Why was clemency trending last week?


[fur-tl-ahy-zer] /ˈfɜr tlˌaɪ zər/
any substance used to fertilize the soil, especially a commercial or chemical manure.
a person, insect, etc., that fertilizes an animal or plant:
Bees are fertilizers of flowers.
Origin of fertilizer
1655-65; fertilize + -er1 Unabridged
Based on the Random House Dictionary, © Random House, Inc. 2015.
Cite This Source
Examples from the web for fertilizer
  • Only a small fraction of natural gas goes into fertilizer production.
  • These crops are measurably increasing yields while reducing the demand for fertilizer, pesticides, and water.
  • They cost the same as a lawnmower and they'll even throw in their special blend of self-produced fertilizer.
  • Our fathers used to say that the master's eye was the best fertilizer.
  • Gardeners and other environmentally conscious people will add the leaves to a compost pile to become a natural fertilizer.
  • Local farmers haul away the leftover bedding and manure-sandy, nutrient-rich fertilizer.
  • They want cheap natural gas: they're in the fertilizer business, that's one thing.
  • His staff doesn't dress in period clothing or employ period tools or eschew fertilizer and pesticides.
  • The indiscreet fertilizer subsidy damaged the farms and politics both.
  • Or when fertilizer prices rise beyond reason with oil and gas prices.
British Dictionary definitions for fertilizer

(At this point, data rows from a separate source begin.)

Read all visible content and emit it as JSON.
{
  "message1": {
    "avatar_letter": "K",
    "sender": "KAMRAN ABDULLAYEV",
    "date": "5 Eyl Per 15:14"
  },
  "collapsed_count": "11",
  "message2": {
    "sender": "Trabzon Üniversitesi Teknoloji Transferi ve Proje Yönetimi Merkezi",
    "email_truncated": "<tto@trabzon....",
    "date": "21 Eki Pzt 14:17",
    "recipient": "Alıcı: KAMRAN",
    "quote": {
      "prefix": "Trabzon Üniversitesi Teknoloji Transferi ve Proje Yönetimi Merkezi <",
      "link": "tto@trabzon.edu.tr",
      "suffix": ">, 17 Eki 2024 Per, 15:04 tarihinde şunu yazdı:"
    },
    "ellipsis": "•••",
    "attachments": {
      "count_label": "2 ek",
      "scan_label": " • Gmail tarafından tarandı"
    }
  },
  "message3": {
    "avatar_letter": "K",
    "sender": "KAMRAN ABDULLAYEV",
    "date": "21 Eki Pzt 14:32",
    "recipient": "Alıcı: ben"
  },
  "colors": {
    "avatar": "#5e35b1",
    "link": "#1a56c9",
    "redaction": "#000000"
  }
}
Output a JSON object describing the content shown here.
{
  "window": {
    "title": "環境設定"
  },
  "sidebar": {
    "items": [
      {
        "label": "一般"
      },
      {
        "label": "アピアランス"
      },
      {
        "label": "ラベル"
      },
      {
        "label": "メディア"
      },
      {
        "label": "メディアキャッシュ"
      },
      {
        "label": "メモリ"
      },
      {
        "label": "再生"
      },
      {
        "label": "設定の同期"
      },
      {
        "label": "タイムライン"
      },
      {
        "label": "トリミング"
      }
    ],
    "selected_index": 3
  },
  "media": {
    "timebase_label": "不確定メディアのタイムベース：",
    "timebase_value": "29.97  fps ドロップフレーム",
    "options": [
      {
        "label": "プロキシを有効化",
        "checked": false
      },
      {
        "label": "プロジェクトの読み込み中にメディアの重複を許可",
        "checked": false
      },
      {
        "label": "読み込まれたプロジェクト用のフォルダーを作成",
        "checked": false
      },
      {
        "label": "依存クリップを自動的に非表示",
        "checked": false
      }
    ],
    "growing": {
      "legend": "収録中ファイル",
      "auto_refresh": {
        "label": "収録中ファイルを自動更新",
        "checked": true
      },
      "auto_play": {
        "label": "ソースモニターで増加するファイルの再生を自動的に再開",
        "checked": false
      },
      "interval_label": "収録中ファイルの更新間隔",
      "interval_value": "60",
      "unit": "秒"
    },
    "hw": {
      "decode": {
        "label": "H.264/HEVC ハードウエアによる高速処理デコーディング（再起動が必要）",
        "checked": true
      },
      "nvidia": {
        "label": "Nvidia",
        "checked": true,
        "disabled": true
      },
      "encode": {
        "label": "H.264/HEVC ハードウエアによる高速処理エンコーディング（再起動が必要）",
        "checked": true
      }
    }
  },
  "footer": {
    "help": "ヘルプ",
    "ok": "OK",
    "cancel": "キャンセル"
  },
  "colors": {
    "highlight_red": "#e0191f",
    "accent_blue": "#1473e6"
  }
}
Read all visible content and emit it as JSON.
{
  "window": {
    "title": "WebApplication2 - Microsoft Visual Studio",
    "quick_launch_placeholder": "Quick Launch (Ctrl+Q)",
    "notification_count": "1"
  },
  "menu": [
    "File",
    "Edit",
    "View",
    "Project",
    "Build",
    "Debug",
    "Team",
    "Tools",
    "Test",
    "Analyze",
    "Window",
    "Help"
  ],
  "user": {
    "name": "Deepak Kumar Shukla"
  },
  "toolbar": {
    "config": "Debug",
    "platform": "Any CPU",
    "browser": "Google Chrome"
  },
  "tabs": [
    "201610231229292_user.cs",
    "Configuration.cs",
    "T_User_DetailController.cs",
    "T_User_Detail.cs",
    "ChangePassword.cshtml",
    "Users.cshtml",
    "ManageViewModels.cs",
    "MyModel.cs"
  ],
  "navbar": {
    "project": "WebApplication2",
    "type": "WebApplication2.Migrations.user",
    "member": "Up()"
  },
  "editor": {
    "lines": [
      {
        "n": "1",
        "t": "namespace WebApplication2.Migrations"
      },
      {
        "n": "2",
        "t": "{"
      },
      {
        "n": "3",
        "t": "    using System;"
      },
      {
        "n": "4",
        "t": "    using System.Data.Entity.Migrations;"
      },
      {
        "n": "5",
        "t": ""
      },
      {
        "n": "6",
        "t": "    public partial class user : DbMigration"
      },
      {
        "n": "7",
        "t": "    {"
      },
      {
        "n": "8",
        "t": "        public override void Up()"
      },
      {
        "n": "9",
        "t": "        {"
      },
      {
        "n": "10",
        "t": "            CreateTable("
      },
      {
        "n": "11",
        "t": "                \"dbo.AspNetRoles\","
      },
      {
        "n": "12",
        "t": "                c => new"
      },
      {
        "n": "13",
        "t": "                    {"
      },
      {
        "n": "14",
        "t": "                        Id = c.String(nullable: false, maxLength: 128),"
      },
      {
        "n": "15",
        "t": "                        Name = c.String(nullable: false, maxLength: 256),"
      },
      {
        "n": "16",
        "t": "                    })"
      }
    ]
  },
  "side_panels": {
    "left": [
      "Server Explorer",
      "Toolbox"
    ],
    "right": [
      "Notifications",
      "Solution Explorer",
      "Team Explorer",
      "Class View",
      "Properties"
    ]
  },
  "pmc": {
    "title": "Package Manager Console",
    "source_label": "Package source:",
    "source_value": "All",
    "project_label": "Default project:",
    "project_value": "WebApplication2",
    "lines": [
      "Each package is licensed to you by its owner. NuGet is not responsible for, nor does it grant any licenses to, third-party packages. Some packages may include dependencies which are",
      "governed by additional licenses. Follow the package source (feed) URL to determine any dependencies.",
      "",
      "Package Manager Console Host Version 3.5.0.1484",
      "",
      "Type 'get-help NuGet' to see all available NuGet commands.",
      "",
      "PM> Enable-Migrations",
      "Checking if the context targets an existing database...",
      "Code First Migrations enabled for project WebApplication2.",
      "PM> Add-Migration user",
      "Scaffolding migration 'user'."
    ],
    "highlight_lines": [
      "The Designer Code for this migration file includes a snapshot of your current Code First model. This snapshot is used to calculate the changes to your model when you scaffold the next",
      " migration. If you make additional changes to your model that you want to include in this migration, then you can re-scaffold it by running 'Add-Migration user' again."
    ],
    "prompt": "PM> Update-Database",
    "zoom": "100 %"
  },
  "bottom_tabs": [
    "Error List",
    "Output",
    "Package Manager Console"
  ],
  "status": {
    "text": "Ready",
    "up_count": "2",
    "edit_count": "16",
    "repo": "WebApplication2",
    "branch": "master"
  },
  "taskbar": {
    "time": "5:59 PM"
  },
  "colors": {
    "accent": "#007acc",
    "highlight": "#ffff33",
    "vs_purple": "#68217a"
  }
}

any substance, such as manure or a mixture of nitrates, added to soil or water to increase its productivity
an object or organism such as an insect that fertilizes an animal or plant
Collins English Dictionary - Complete & Unabridged 2012 Digital Edition
© William Collins Sons & Co. Ltd. 1979, 1986 © HarperCollins
Publishers 1998, 2000, 2003, 2005, 2006, 2007, 2009, 2012
Cite This Source
Word Origin and History for fertilizer

1660s, "a person who fertilizes," agent noun from fertilize. As a euphemism for "manure," from 1846.

Online Etymology Dictionary, © 2010 Douglas Harper
Cite This Source
fertilizer in Science
Any of a large number of natural and synthetic materials, including manure and compounds containing nitrogen, phosphorus, and potassium, spread on or worked into soil to increase its capacity to support plant growth. Synthetic fertilizers can greatly increase the productivity of soil but have high energy costs, since fossil fuels are required as a source of hydrogen, which is necessary to fix nitrogen in ammonia.
The American Heritage® Science Dictionary
Copyright © 2002. Published by Houghton Mifflin. All rights reserved.
Cite This Source

Word of the Day

Difficulty index for fertilizer

Most English speakers likely know this word

Word Value for fertilizer

Scrabble Words With Friends

Quotes with fertilizer

Nearby words for fertilizer